Discrete Mathematics
Zixiang Xu (IBS Extremal Combinatorics and Probability Group)
On the degenerate Turán problems

Room B332, IBS (기초과학연구원)

Discrete Mathematics

For a graph $F$, the Turán number is the maximum number of edges in an $n$-vertex simple graph not containing $F$. The celebrated Erdős-Stone-Simonovits Theorem gives that \[ \text{ex}(n,F)=\bigg(1-\frac{1}{\chi(F)-1}+o(1)\bigg)\binom{n}{2},\] where $\chi(F)$ is the chromatic number of $H$. This theorem asymptotically solves the problem when $\chi(F)\geqslant 3$. In case of bipartite graphs $F$, not even the order of magnitude is known in general. In this talk, I will introduce some recent progress on Turán numbers of bipartite graphs and related generalizations and discuss several methods developed in recent years.
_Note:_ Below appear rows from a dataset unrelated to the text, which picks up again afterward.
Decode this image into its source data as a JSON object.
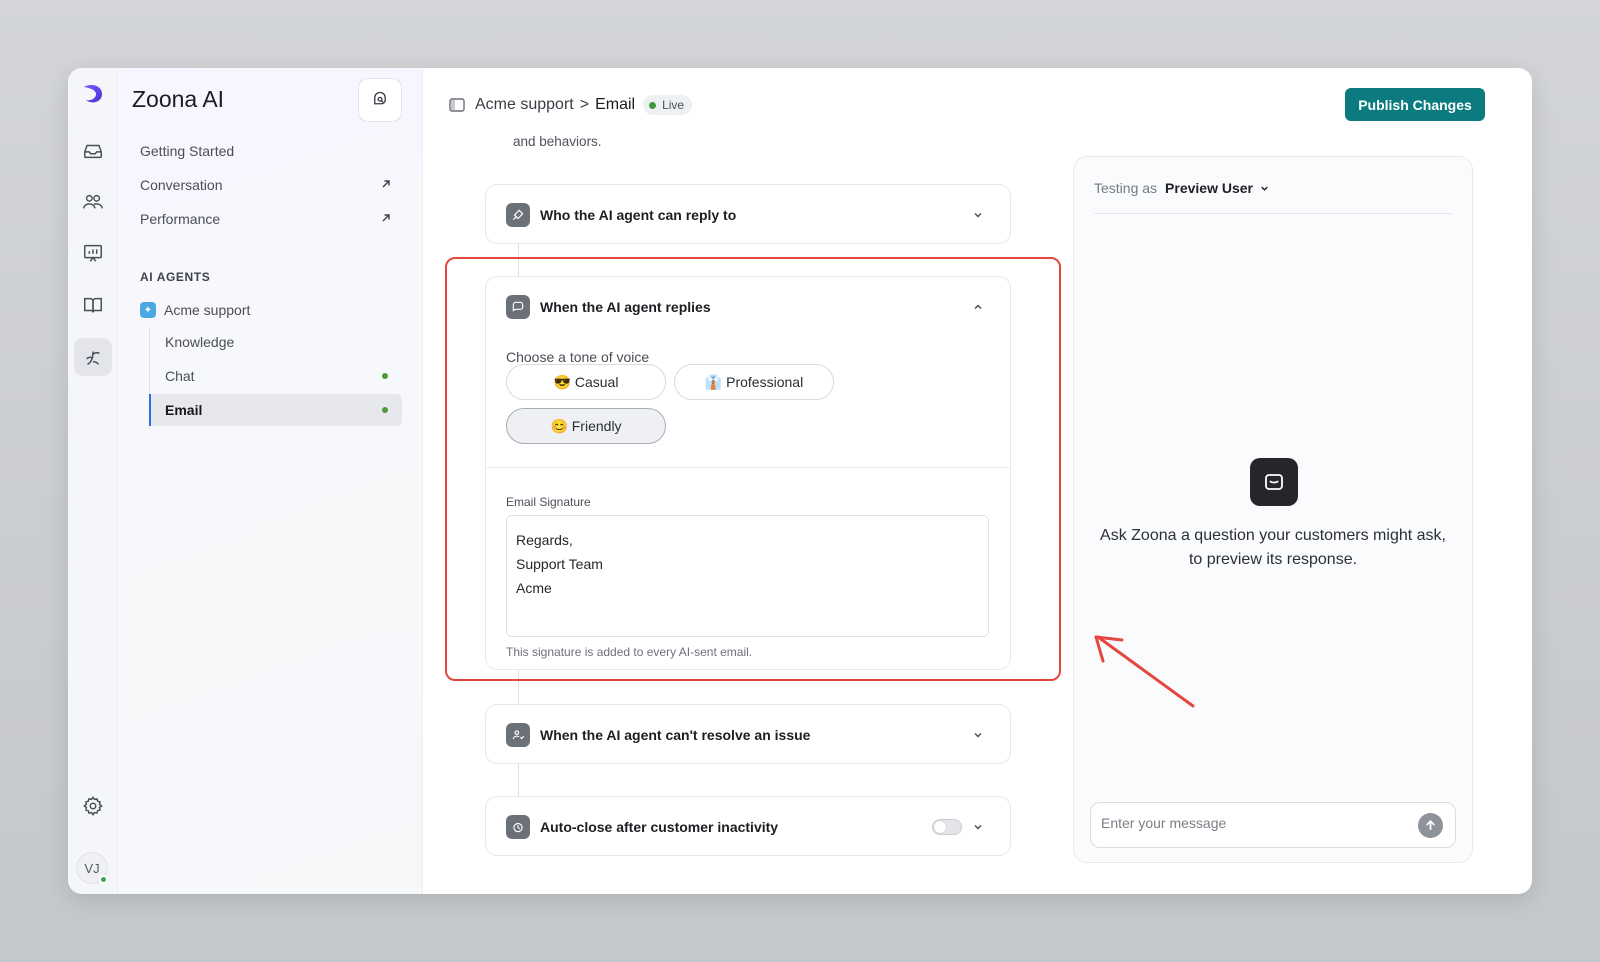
{
  "app": {
    "name": "Zoona AI"
  },
  "sidebar": {
    "nav": [
      {
        "label": "Getting Started"
      },
      {
        "label": "Conversation"
      },
      {
        "label": "Performance"
      }
    ],
    "section_label": "AI AGENTS",
    "agent": {
      "label": "Acme support"
    },
    "sub_items": [
      {
        "label": "Knowledge"
      },
      {
        "label": "Chat"
      },
      {
        "label": "Email"
      }
    ]
  },
  "user": {
    "initials": "VJ"
  },
  "header": {
    "breadcrumb_parent": "Acme support",
    "breadcrumb_separator": ">",
    "breadcrumb_current": "Email",
    "status_badge": "Live",
    "publish_label": "Publish Changes"
  },
  "content": {
    "intro_fragment": "and behaviors.",
    "sections": [
      {
        "title": "Who the AI agent can reply to"
      },
      {
        "title": "When the AI agent replies"
      },
      {
        "title": "When the AI agent can't resolve an issue"
      },
      {
        "title": "Auto-close after customer inactivity"
      }
    ],
    "tone": {
      "label": "Choose a tone of voice",
      "options": [
        {
          "label": "😎 Casual"
        },
        {
          "label": "👔 Professional"
        },
        {
          "label": "😊 Friendly"
        }
      ],
      "selected": "😊 Friendly"
    },
    "signature": {
      "label": "Email Signature",
      "value": "Regards,\nSupport Team\nAcme",
      "help": "This signature is added to every AI-sent email."
    },
    "auto_close_enabled": false
  },
  "preview": {
    "testing_as_label": "Testing as",
    "testing_user": "Preview User",
    "empty_message": "Ask Zoona a question your customers might ask, to preview its response.",
    "input_placeholder": "Enter your message"
  },
  "colors": {
    "accent": "#0b7b80",
    "live": "#3f9a3a",
    "annotation": "#e5473f"
  }
}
Finally, I will introduce some interesting open problems on this topic.